:: Task brief ::
The expected output is the complete data, reproduced exactly.

(Items listed in a dataset)

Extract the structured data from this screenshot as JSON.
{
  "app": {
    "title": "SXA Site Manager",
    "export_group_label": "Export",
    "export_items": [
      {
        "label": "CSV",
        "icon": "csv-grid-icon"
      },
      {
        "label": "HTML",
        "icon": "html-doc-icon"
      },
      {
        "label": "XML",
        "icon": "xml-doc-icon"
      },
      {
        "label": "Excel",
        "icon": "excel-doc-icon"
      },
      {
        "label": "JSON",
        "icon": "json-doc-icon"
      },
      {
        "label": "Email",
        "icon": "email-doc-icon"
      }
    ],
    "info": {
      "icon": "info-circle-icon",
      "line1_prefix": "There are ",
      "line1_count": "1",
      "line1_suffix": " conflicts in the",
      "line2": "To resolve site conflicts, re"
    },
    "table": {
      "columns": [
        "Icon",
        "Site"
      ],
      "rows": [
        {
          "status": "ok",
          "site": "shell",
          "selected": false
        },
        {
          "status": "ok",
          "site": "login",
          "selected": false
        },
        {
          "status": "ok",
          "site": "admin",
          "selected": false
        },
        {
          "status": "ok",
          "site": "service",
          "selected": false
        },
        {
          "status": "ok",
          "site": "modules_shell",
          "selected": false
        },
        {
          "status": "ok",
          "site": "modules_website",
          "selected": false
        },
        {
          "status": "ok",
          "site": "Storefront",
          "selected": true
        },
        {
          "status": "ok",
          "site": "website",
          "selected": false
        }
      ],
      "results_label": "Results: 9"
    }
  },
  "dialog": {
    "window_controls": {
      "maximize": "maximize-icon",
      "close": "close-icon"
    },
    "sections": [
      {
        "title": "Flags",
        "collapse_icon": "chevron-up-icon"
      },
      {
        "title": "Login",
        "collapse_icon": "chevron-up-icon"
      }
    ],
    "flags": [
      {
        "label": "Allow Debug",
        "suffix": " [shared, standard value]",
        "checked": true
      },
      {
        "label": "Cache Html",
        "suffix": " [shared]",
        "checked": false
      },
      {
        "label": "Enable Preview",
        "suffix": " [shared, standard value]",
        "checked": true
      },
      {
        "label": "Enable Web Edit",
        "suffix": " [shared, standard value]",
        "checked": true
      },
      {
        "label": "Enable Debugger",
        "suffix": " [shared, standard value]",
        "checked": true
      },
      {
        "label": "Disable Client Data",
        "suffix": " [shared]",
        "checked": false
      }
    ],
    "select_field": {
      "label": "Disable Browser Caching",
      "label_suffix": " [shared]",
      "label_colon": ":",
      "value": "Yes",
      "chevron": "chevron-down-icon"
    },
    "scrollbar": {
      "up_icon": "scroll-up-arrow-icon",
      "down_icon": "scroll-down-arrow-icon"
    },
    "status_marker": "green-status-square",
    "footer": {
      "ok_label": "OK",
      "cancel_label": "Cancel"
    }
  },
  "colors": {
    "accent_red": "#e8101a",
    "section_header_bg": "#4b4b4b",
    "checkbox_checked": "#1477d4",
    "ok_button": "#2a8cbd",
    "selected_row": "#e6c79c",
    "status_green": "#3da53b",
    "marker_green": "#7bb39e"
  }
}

:: Response box ::
Extract the structured data from this screenshot as JSON.
{
  "app": {
    "title": "SXA Site Manager",
    "export_group_label": "Export",
    "export_items": [
      {
        "label": "CSV",
        "icon": "csv-grid-icon"
      },
      {
        "label": "HTML",
        "icon": "html-doc-icon"
      },
      {
        "label": "XML",
        "icon": "xml-doc-icon"
      },
      {
        "label": "Excel",
        "icon": "excel-doc-icon"
      },
      {
        "label": "JSON",
        "icon": "json-doc-icon"
      },
      {
        "label": "Email",
        "icon": "email-doc-icon"
      }
    ],
    "info": {
      "icon": "info-circle-icon",
      "line1_prefix": "There are ",
      "line1_count": "1",
      "line1_suffix": " conflicts in the",
      "line2": "To resolve site conflicts, re"
    },
    "table": {
      "columns": [
        "Icon",
        "Site"
      ],
      "rows": [
        {
          "status": "ok",
          "site": "shell",
          "selected": false
        },
        {
          "status": "ok",
          "site": "login",
          "selected": false
        },
        {
          "status": "ok",
          "site": "admin",
          "selected": false
        },
        {
          "status": "ok",
          "site": "service",
          "selected": false
        },
        {
          "status": "ok",
          "site": "modules_shell",
          "selected": false
        },
        {
          "status": "ok",
          "site": "modules_website",
          "selected": false
        },
        {
          "status": "ok",
          "site": "Storefront",
          "selected": true
        },
        {
          "status": "ok",
          "site": "website",
          "selected": false
        }
      ],
      "results_label": "Results: 9"
    }
  },
  "dialog": {
    "window_controls": {
      "maximize": "maximize-icon",
      "close": "close-icon"
    },
    "sections": [
      {
        "title": "Flags",
        "collapse_icon": "chevron-up-icon"
      },
      {
        "title": "Login",
        "collapse_icon": "chevron-up-icon"
      }
    ],
    "flags": [
      {
        "label": "Allow Debug",
        "suffix": " [shared, standard value]",
        "checked": true
      },
      {
        "label": "Cache Html",
        "suffix": " [shared]",
        "checked": false
      },
      {
        "label": "Enable Preview",
        "suffix": " [shared, standard value]",
        "checked": true
      },
      {
        "label": "Enable Web Edit",
        "suffix": " [shared, standard value]",
        "checked": true
      },
      {
        "label": "Enable Debugger",
        "suffix": " [shared, standard value]",
        "checked": true
      },
      {
        "label": "Disable Client Data",
        "suffix": " [shared]",
        "checked": false
      }
    ],
    "select_field": {
      "label": "Disable Browser Caching",
      "label_suffix": " [shared]",
      "label_colon": ":",
      "value": "Yes",
      "chevron": "chevron-down-icon"
    },
    "scrollbar": {
      "up_icon": "scroll-up-arrow-icon",
      "down_icon": "scroll-down-arrow-icon"
    },
    "status_marker": "green-status-square",
    "footer": {
      "ok_label": "OK",
      "cancel_label": "Cancel"
    }
  },
  "colors": {
    "accent_red": "#e8101a",
    "section_header_bg": "#4b4b4b",
    "checkbox_checked": "#1477d4",
    "ok_button": "#2a8cbd",
    "selected_row": "#e6c79c",
    "status_green": "#3da53b",
    "marker_green": "#7bb39e"
  }
}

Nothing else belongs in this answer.